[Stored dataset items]

◇ ◇ ◇ ◇

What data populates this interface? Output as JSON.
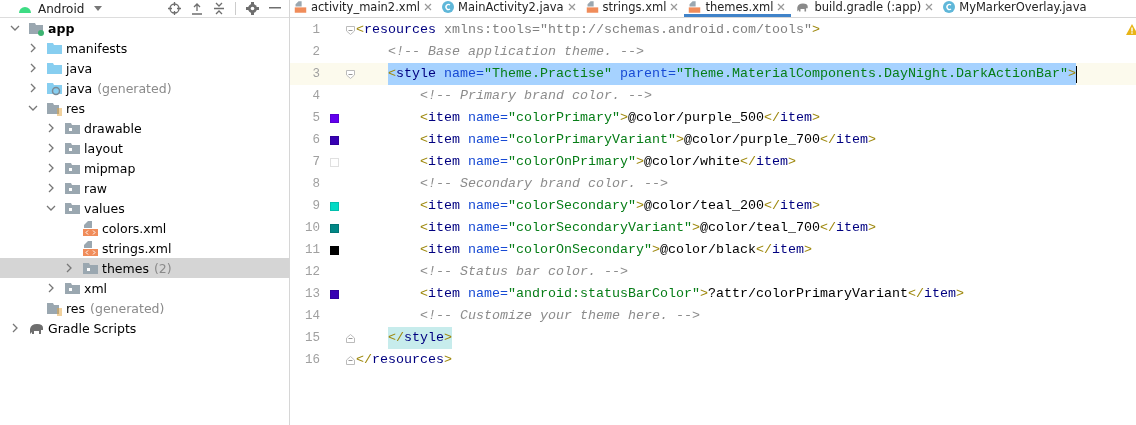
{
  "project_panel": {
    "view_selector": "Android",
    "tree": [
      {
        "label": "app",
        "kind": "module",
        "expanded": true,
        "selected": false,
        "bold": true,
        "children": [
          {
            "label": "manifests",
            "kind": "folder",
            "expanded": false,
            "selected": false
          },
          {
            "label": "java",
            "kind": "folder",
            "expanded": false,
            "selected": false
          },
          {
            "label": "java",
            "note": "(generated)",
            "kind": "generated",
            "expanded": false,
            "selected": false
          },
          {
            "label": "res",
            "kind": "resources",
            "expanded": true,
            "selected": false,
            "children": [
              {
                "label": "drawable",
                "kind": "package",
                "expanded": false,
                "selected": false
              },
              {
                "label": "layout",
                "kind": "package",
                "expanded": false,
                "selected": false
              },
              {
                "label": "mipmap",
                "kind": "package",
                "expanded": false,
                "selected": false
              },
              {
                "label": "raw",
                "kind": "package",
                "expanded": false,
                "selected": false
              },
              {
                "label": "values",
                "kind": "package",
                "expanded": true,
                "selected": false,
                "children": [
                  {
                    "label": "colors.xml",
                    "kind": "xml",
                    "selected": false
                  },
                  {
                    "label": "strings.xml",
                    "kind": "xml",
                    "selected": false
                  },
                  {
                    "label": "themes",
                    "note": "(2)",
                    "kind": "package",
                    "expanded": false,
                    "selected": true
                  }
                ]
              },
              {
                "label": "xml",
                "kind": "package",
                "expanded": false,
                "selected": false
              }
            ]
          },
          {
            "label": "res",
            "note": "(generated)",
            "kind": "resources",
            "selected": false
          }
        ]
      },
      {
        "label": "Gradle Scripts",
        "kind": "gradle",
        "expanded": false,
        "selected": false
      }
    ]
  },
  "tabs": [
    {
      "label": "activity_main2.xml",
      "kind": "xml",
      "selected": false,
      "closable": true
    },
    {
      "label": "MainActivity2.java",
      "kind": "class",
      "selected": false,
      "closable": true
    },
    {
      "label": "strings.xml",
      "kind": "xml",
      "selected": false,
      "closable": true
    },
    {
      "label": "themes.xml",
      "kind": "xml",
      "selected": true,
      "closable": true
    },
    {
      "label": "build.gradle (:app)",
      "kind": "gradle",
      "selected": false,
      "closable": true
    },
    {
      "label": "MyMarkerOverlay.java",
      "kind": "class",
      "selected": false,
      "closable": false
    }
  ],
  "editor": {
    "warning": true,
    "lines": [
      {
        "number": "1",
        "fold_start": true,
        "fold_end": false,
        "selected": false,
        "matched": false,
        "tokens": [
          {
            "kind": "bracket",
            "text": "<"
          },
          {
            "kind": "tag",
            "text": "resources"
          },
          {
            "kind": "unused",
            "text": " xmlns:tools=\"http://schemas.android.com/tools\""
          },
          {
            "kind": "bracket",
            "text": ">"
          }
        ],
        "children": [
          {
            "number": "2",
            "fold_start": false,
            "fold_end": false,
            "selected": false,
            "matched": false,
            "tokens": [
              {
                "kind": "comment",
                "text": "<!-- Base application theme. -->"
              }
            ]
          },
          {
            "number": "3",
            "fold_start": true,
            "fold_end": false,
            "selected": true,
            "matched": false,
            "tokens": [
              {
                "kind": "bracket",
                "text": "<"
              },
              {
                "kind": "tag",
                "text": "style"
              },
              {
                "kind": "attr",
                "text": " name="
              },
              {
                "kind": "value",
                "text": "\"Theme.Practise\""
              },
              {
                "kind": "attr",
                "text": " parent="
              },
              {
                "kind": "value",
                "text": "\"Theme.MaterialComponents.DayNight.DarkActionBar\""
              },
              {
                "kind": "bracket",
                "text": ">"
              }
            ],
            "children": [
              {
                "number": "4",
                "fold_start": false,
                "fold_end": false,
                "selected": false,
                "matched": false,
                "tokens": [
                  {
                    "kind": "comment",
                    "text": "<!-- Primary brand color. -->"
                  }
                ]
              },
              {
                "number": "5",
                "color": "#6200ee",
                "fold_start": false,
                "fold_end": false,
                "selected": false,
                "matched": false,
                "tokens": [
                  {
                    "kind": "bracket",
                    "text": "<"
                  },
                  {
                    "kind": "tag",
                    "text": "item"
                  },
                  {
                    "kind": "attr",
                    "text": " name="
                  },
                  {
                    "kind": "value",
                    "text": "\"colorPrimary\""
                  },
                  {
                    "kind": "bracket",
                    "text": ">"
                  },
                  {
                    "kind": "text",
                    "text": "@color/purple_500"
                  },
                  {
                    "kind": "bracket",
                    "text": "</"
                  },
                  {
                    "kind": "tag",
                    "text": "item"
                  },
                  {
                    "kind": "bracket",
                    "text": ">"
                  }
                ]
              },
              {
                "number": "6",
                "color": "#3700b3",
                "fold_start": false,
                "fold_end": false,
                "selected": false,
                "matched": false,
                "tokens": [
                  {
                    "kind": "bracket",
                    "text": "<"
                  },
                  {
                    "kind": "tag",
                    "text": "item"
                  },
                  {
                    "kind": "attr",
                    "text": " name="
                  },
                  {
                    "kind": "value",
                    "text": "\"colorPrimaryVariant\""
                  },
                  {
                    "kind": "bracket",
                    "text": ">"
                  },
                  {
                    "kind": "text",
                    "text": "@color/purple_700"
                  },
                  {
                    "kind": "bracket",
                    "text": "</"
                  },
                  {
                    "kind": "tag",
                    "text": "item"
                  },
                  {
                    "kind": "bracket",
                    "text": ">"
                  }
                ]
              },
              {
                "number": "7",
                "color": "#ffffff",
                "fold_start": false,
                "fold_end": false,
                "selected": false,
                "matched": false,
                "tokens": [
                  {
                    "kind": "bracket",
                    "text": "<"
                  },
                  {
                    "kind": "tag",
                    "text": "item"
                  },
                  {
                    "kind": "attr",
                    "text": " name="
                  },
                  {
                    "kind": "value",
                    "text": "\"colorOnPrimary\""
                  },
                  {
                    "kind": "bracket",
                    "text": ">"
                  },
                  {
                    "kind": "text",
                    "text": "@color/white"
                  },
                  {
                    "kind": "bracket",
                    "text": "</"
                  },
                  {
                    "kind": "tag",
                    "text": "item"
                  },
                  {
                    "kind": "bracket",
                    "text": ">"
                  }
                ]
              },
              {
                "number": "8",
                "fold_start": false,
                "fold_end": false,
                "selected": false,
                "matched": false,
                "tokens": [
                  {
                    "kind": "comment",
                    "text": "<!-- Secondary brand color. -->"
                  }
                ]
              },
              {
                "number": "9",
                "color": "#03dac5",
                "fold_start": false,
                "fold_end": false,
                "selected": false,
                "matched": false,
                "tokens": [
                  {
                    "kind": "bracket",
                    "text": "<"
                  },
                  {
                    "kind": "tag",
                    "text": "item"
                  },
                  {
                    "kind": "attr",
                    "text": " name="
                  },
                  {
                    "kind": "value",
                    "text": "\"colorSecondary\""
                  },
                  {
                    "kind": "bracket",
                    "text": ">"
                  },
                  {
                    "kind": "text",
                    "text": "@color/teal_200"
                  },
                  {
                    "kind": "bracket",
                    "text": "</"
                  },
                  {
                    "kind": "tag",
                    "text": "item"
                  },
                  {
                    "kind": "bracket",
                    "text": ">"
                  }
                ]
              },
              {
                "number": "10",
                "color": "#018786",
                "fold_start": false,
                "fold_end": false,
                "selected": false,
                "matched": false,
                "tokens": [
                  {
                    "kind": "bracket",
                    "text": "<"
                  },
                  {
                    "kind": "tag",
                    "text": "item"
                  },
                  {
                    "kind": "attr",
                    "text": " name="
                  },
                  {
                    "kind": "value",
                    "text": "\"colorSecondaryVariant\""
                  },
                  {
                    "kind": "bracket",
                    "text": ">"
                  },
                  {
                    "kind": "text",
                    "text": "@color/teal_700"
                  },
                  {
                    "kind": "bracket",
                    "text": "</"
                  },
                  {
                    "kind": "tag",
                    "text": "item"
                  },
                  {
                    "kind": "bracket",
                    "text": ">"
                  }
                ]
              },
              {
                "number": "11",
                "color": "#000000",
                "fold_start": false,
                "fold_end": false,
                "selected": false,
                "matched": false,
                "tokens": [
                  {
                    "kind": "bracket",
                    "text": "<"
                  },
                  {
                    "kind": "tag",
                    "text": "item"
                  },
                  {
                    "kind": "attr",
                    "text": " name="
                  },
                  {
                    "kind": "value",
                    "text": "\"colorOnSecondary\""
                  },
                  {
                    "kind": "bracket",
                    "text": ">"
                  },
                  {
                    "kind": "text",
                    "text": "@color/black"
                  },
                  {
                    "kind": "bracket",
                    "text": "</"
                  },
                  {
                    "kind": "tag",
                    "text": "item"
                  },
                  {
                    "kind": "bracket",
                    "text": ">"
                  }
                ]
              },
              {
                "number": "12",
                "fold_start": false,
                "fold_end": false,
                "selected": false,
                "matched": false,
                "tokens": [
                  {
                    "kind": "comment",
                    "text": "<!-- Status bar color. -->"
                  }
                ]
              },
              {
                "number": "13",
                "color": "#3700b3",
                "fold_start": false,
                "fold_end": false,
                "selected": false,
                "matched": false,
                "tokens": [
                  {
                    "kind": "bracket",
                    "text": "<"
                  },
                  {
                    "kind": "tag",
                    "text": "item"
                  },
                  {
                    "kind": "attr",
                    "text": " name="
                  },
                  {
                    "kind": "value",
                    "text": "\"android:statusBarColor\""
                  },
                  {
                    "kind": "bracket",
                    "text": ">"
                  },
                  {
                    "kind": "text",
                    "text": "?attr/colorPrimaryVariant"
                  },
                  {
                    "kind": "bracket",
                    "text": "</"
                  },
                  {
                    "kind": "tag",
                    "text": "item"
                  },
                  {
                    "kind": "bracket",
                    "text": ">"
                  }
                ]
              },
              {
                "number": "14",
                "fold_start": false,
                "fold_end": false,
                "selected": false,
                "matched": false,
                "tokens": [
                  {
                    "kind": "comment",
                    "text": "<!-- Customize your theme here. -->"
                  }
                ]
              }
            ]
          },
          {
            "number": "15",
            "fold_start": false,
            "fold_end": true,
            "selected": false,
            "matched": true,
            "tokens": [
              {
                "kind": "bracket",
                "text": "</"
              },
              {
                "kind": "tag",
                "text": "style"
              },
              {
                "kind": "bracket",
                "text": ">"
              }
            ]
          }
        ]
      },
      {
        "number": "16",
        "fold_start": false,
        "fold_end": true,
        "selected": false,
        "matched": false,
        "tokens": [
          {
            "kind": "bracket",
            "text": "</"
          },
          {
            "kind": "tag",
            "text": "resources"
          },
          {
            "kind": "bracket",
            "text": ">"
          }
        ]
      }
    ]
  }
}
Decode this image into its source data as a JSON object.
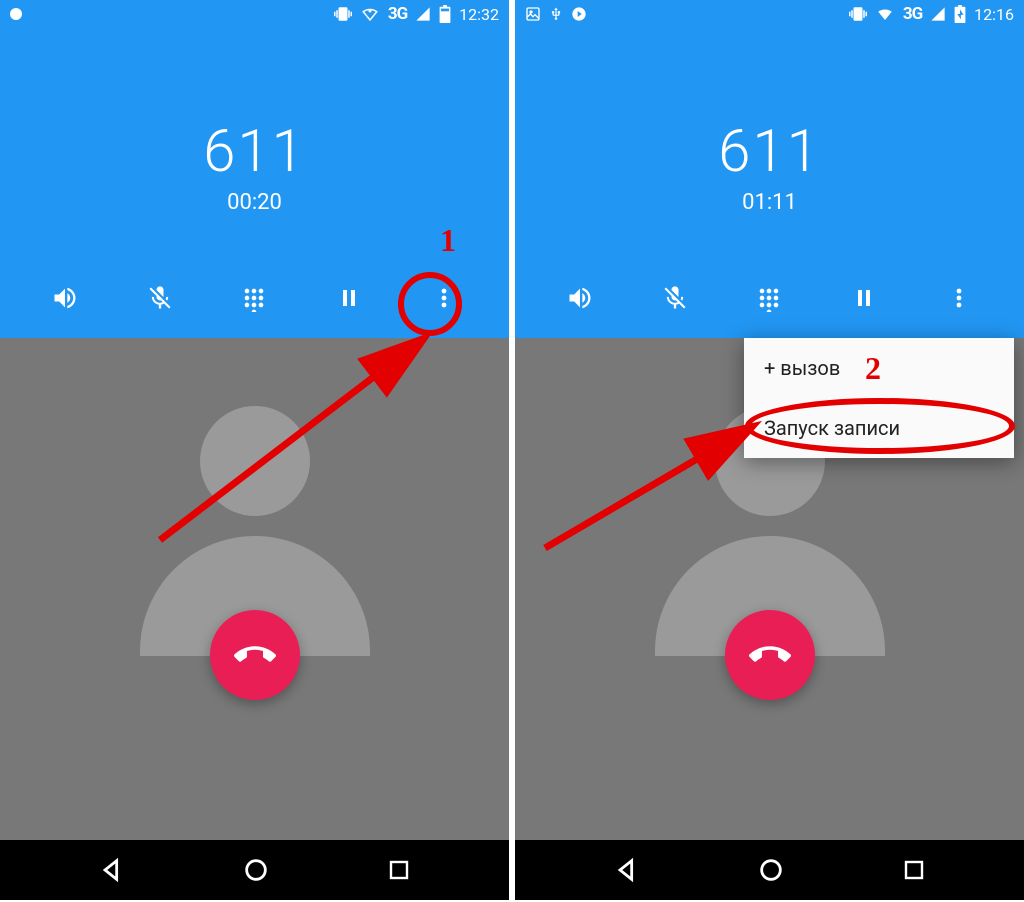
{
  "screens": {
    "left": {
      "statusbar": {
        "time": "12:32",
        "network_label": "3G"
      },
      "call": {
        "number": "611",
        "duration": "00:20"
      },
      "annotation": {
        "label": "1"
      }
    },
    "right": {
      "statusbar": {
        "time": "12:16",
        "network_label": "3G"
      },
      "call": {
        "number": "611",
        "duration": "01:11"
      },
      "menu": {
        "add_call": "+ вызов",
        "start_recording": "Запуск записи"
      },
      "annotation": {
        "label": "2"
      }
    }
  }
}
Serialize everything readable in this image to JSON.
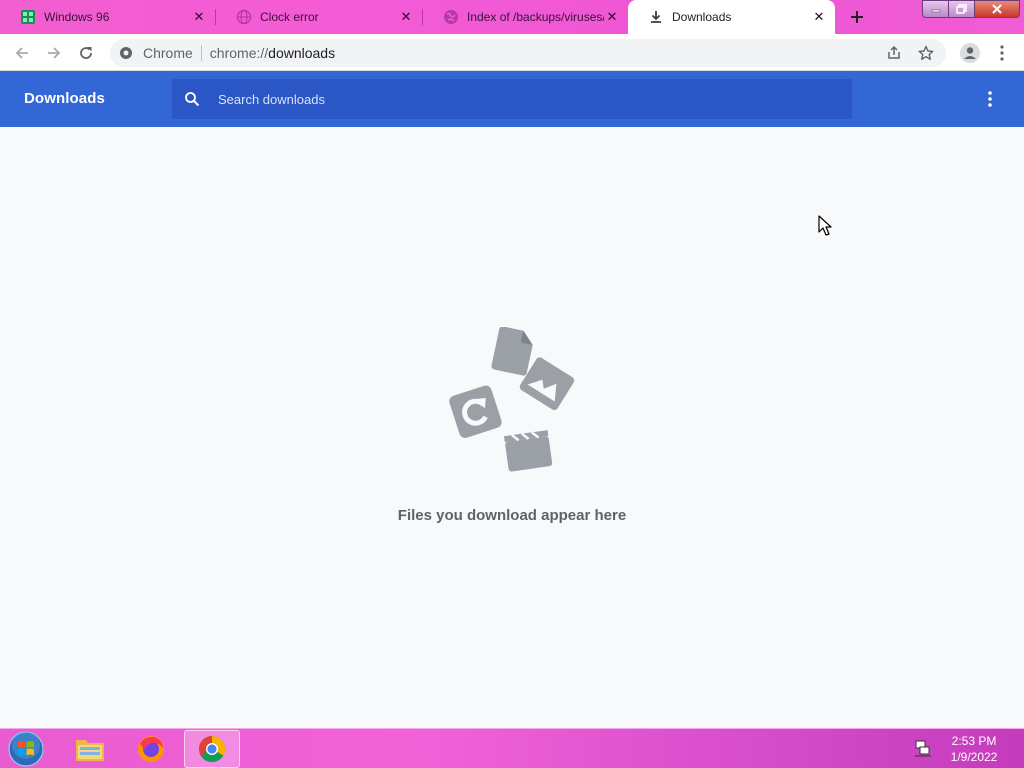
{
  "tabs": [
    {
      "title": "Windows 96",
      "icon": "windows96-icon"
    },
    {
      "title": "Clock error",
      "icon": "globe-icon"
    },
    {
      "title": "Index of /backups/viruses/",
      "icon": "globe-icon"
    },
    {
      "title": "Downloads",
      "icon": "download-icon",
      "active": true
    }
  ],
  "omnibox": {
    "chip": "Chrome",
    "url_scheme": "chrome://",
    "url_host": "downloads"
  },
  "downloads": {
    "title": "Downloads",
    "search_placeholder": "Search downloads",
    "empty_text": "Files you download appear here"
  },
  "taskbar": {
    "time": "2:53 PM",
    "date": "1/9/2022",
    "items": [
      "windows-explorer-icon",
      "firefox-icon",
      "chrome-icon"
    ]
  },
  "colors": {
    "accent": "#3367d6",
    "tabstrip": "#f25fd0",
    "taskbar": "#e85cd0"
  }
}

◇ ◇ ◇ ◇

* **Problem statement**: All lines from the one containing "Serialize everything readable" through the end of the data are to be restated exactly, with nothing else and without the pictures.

* **Task output**:
Serialize everything readable in this image to JSON.
{
  "tabs": [
    {
      "title": "Windows 96",
      "icon": "windows96-icon"
    },
    {
      "title": "Clock error",
      "icon": "globe-icon"
    },
    {
      "title": "Index of /backups/viruses/",
      "icon": "globe-icon"
    },
    {
      "title": "Downloads",
      "icon": "download-icon",
      "active": true
    }
  ],
  "omnibox": {
    "chip": "Chrome",
    "url_scheme": "chrome://",
    "url_host": "downloads"
  },
  "downloads": {
    "title": "Downloads",
    "search_placeholder": "Search downloads",
    "empty_text": "Files you download appear here"
  },
  "taskbar": {
    "time": "2:53 PM",
    "date": "1/9/2022",
    "items": [
      "windows-explorer-icon",
      "firefox-icon",
      "chrome-icon"
    ]
  },
  "colors": {
    "accent": "#3367d6",
    "tabstrip": "#f25fd0",
    "taskbar": "#e85cd0"
  }
}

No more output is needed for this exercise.